At Studio’s Hair, for instance, it’s clear from the very start that the company—young and out of touch with the ’60s though it might be—is going to get the show’s touchy-feely ambiance righter than was ever possible on Broadway for the simple reason that they can actually touch the audience. In the middle of the song “Aquarius,” I got a big hug from Woof, the goofy character who later turns out to have a crush on Mick Jagger. Intimate theater doesn’t get much more intimate than that (or at any rate, if it does it risks degenerating into less formal sorts of nighttime recreation).

And while that sort of interaction has always been a part of this self-styled “American tribal love-rock musical,” in larger venues it can only happen to those situated in aisle seats. In the close confines of Studio, I’d guess about 85 per cent of the audience—everyone who isn’t actively shrinking into corners as cast members approach—routinely experiences some sort of performer contact.
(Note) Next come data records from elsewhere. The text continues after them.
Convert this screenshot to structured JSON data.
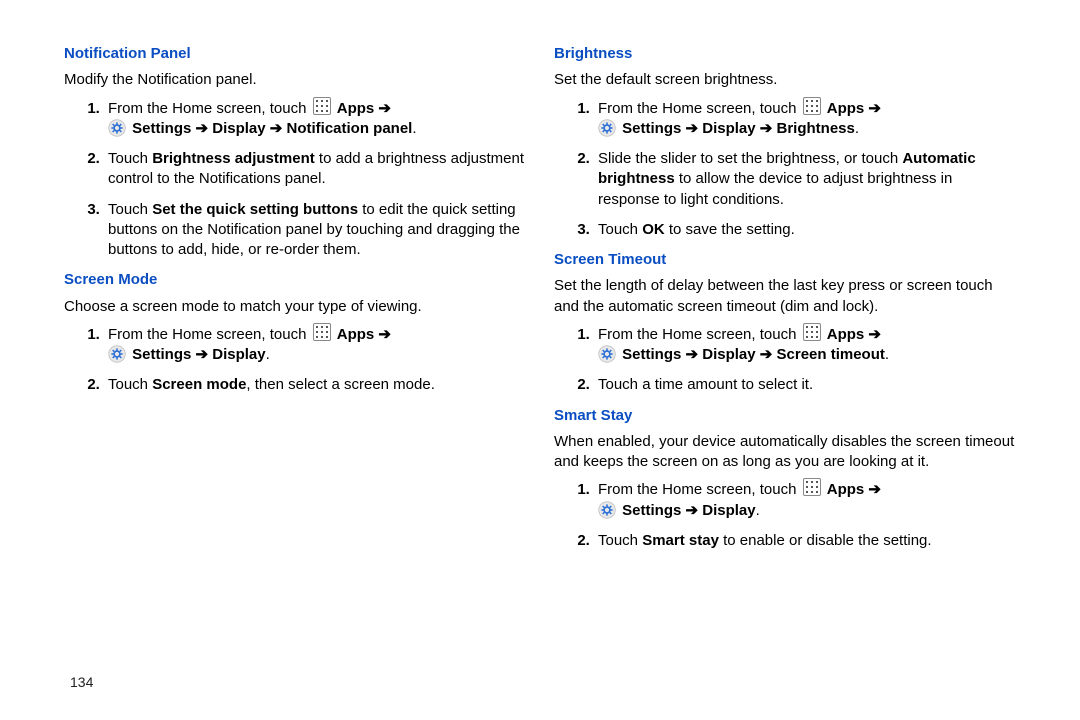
{
  "page_number": "134",
  "arrow": " ➔ ",
  "icons": {
    "apps": "apps-icon",
    "settings": "settings-icon"
  },
  "left": {
    "s1": {
      "title": "Notification Panel",
      "intro": "Modify the Notification panel.",
      "step1_a": "From the Home screen, touch ",
      "step1_apps": "Apps",
      "step1_nav": "Settings ➔ Display ➔ Notification panel",
      "step2_a": "Touch ",
      "step2_b": "Brightness adjustment",
      "step2_c": " to add a brightness adjustment control to the Notifications panel.",
      "step3_a": "Touch ",
      "step3_b": "Set the quick setting buttons",
      "step3_c": " to edit the quick setting buttons on the Notification panel by touching and dragging the buttons to add, hide, or re-order them."
    },
    "s2": {
      "title": "Screen Mode",
      "intro": "Choose a screen mode to match your type of viewing.",
      "step1_a": "From the Home screen, touch ",
      "step1_apps": "Apps",
      "step1_nav": "Settings ➔ Display",
      "step2_a": "Touch ",
      "step2_b": "Screen mode",
      "step2_c": ", then select a screen mode."
    }
  },
  "right": {
    "s1": {
      "title": "Brightness",
      "intro": "Set the default screen brightness.",
      "step1_a": "From the Home screen, touch ",
      "step1_apps": "Apps",
      "step1_nav": "Settings ➔ Display ➔ Brightness",
      "step2_a": "Slide the slider to set the brightness, or touch ",
      "step2_b": "Automatic brightness",
      "step2_c": " to allow the device to adjust brightness in response to light conditions.",
      "step3_a": "Touch ",
      "step3_b": "OK",
      "step3_c": " to save the setting."
    },
    "s2": {
      "title": "Screen Timeout",
      "intro": "Set the length of delay between the last key press or screen touch and the automatic screen timeout (dim and lock).",
      "step1_a": "From the Home screen, touch ",
      "step1_apps": "Apps",
      "step1_nav": "Settings ➔ Display ➔ Screen timeout",
      "step2": "Touch a time amount to select it."
    },
    "s3": {
      "title": "Smart Stay",
      "intro": "When enabled, your device automatically disables the screen timeout and keeps the screen on as long as you are looking at it.",
      "step1_a": "From the Home screen, touch ",
      "step1_apps": "Apps",
      "step1_nav": "Settings ➔ Display",
      "step2_a": "Touch ",
      "step2_b": "Smart stay",
      "step2_c": " to enable or disable the setting."
    }
  }
}
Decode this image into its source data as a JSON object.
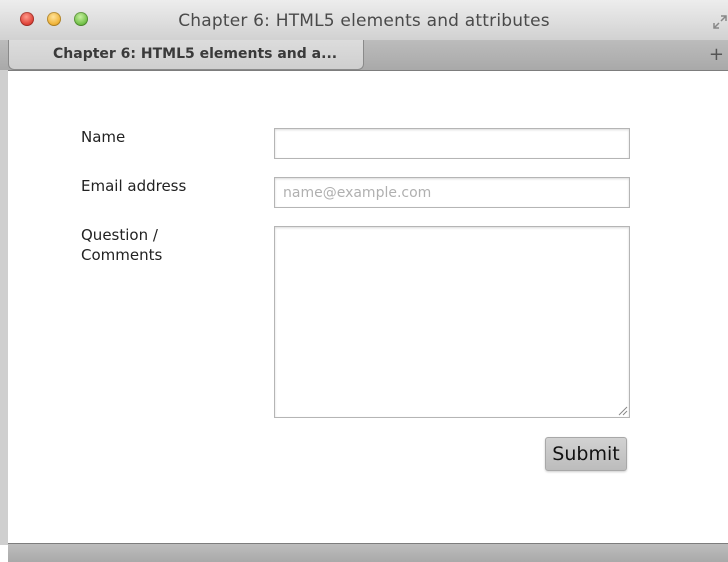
{
  "window": {
    "title": "Chapter 6: HTML5 elements and attributes"
  },
  "tabs": [
    {
      "label": "Chapter 6: HTML5 elements and a..."
    }
  ],
  "tabbar": {
    "add_label": "+"
  },
  "form": {
    "name": {
      "label": "Name",
      "value": "",
      "placeholder": ""
    },
    "email": {
      "label": "Email address",
      "value": "",
      "placeholder": "name@example.com"
    },
    "comments": {
      "label_line1": "Question /",
      "label_line2": "Comments",
      "value": ""
    },
    "submit_label": "Submit"
  },
  "colors": {
    "close": "#e0443a",
    "minimize": "#f0b43a",
    "zoom": "#74c24a"
  }
}
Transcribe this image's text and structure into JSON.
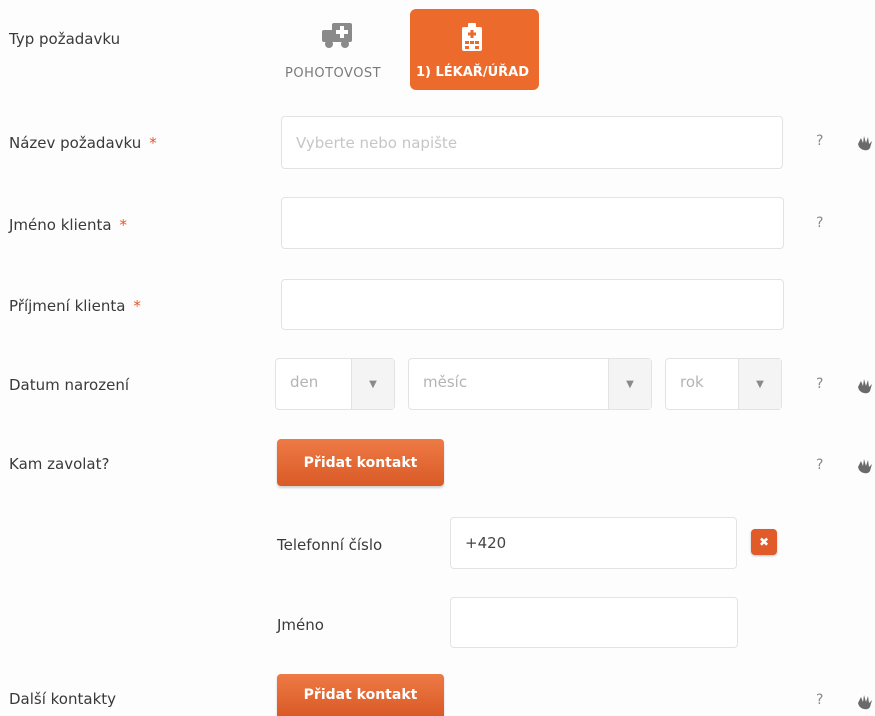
{
  "typ": {
    "label": "Typ požadavku",
    "options": [
      {
        "label": "POHOTOVOST",
        "icon": "ambulance-icon"
      },
      {
        "label": "1) LÉKAŘ/ÚŘAD",
        "icon": "hospital-icon",
        "selected": true
      }
    ]
  },
  "nazev": {
    "label": "Název požadavku",
    "required": "*",
    "placeholder": "Vyberte nebo napište",
    "help": "?"
  },
  "jmeno": {
    "label": "Jméno klienta",
    "required": "*",
    "value": "",
    "help": "?"
  },
  "prijmeni": {
    "label": "Příjmení klienta",
    "required": "*",
    "value": ""
  },
  "datum": {
    "label": "Datum narození",
    "den": "den",
    "mesic": "měsíc",
    "rok": "rok",
    "arrow": "▼",
    "help": "?"
  },
  "kam": {
    "label": "Kam zavolat?",
    "button": "Přidat kontakt",
    "help": "?"
  },
  "kontakt": {
    "phone_label": "Telefonní číslo",
    "phone_value": "+420",
    "remove": "✖",
    "name_label": "Jméno",
    "name_value": ""
  },
  "dalsi": {
    "label": "Další kontakty",
    "button": "Přidat kontakt",
    "help": "?"
  },
  "colors": {
    "accent": "#ec6a2c",
    "required": "#e8542b"
  }
}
If not an embrace, then a touch on the shoulder, or a proffered joint (tobacco, alas), or a hand at getting up from cross-legged positions on the floor when the action shifts to another part of the building.

At the end of the evening, patrons can pretty much dance with performers until everyone’s pooped, strike up conversations, even agree to meet on the sidewalk after the show. The stagey “love” and Broadway “rock” have always been there in the script, but of all the productions I’ve seen, this is the only one that’s felt remotely “tribal.” Small wonder, then, that author James Rado has been back to take in his creation three times. Small wonder…literally.CP